Samuel Reed, who is numbered among the honored pioneers of Sheboygan County, resides on section 3, Lyndon Township. A native of the old Bay State, he was born in Franklin County, Mass., May 17, 1817, and is the second in a family of three sons and four daughters, who were born unto Hosea and Betsy E. (Whitaker) Reed. Of the number three are now living: Susan, wife of R. B. Tousley, a horticulturist of California; Samuel of this sketch; and Chester, a farmer and stock-dealer of Jefferson County, N. Y. The father was born in Massachusetts, in 1786, and died in 1870, at the age of eighty-four. Throughout his life he followed farming. He removed from Massachusetts to New York and there remained until coming in 1854 to Wisconsin, where he spent his last days. He was first an old-line Whig, but joined the Republican party on its organization. His wife was born in Massachusetts, in 1780, and died in September, 1848.

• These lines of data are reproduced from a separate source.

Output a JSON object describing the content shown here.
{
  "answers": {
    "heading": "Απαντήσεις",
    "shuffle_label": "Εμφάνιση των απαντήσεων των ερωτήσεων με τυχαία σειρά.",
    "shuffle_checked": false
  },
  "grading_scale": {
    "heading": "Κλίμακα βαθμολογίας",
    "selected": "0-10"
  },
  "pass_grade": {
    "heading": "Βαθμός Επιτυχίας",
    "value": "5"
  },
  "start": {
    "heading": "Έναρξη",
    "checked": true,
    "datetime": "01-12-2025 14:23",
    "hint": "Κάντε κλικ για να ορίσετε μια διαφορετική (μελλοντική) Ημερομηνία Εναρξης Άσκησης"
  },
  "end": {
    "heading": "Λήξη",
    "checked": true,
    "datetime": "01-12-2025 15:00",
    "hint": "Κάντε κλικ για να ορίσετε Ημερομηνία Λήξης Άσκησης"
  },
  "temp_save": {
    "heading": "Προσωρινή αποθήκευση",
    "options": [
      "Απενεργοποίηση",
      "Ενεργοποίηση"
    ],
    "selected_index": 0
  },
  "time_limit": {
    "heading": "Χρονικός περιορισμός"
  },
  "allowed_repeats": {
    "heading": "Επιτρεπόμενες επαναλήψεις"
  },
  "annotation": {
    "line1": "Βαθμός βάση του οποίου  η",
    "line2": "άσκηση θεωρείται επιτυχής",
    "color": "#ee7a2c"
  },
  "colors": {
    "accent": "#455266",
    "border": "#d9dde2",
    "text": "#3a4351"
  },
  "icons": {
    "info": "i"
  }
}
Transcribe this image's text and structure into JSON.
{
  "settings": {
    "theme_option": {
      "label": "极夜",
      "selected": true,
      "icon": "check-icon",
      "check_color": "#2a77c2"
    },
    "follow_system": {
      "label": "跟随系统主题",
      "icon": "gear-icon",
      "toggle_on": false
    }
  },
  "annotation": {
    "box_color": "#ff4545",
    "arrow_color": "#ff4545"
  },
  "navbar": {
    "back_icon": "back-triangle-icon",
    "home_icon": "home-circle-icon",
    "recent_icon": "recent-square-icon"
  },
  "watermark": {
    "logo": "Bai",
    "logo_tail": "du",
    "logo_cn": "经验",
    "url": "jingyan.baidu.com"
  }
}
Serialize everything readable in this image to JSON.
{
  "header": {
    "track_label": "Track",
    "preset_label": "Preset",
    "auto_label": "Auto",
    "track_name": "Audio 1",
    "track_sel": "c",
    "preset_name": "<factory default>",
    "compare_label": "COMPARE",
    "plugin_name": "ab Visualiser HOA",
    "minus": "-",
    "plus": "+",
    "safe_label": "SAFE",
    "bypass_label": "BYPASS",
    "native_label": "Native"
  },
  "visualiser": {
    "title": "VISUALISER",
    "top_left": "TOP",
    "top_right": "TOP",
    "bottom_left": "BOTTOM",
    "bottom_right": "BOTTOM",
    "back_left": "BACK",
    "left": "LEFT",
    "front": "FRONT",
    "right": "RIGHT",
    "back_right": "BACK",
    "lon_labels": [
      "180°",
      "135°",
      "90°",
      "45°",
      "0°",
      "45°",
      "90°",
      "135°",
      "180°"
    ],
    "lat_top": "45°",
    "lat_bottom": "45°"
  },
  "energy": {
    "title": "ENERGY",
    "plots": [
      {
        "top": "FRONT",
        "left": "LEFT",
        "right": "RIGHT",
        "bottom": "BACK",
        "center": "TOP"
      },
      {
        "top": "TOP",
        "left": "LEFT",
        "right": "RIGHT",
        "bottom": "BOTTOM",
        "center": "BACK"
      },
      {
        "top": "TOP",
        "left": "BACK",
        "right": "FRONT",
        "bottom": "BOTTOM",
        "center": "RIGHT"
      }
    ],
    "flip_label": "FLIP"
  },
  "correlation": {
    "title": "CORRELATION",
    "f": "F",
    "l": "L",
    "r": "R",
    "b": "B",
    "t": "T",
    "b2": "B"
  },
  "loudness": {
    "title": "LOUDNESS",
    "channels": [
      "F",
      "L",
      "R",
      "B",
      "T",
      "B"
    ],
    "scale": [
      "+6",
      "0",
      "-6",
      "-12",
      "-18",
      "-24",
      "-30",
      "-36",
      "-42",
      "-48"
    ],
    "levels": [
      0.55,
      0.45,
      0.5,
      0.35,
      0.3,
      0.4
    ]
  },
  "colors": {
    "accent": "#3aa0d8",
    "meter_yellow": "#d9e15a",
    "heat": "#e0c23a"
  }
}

Samuel Reed spent the first ten years of his life in his native State, and then went with his parents to New York. At the age of nineteen, with no capital save a pair of willing hands, he started out in life for himself, and whatever success he has achieved is due entirely to his own efforts. As a companion and helpmate on life's journey, he chose Miss Eliza Cummings, who was born in New York, August 12, 1821. They were married in January, 1839, and became parents of five sons and two daughters, of whom five are yet living. Cynthia A. is the wife of P. Batchelder, a farmer of Dunn County, Wis., by whom she has one child. Samuel A. married Miss Susan Dawley, a native of this county, and they have one son and three daughters. He follows farming in Plymouth Township, and is a member of the Odd Fellows' society. Fannie is the wife of Rial Wilson, an agriculturist of Plymouth Township, and they have one son and two daughters. Charles C, a ranchman of Colorado, married Ella Wheeler, by whom he has two sons. Henry R., who was born August 17, 1862, aids in the operation of the home farm. He was married March 22, 1886, to May Belle Wheeler, daughter of Rufus Wheeler, of Lima Township: She was born February 23, 1868, and they have two children, Lulu May and Robbie H. Henry Reed cast his first Presidential vote for Benjamin Harrison. He belongs to Hiawatha Lodge No. 520, R. A., and Town Line Lodge No. 275, I. O. G. T., which has a membership of about ninety. They have erected their own lodge-hall at a cost of $400. Henry Reed is a young man of sterling worth and strict integrity, and well deserves mention in this volume.

In 1846, Samuel Reed, accompanied by his wife and two children, started for the Territory of Wisconsin, and reached Sheboygan County on the 1st of June. He made a claim of one hundred arid sixty acres, but afterwards sold fifty-one acres. As it was wild land, upon which not a furrow had been turned or an improvement made, he at once began its development, and now has a fine farm, two and a-half miles from Plymouth, which yields to him a golden tribute. In January, 1884, he was called upon to mourn the loss of his faithful and devoted wife, with whom he had traveled life's journey for forty-five years.

Mr. Reed has experienced all the trials and privations of pioneer life, since the days when Indians were numbered among his neighbors, and when all kinds of wild game were to be found in abundance. When he first knew Sheboygan, it contained not more than twenty-five homes. In this community there were no churches or schools and the work of civilization seemed scarcely begun. In the progress and upbuilding of the community he has ever borne his part, and the county has ever found in him a faithful and valued citizen. He belongs to the Congregational Church, with which his wife also held membership.


Return to the Sheboygan Page

Return to Bios page

If you have any question, e-mail Debie

Copyright 1997 - 2009 by Debie Blindauer
All Rights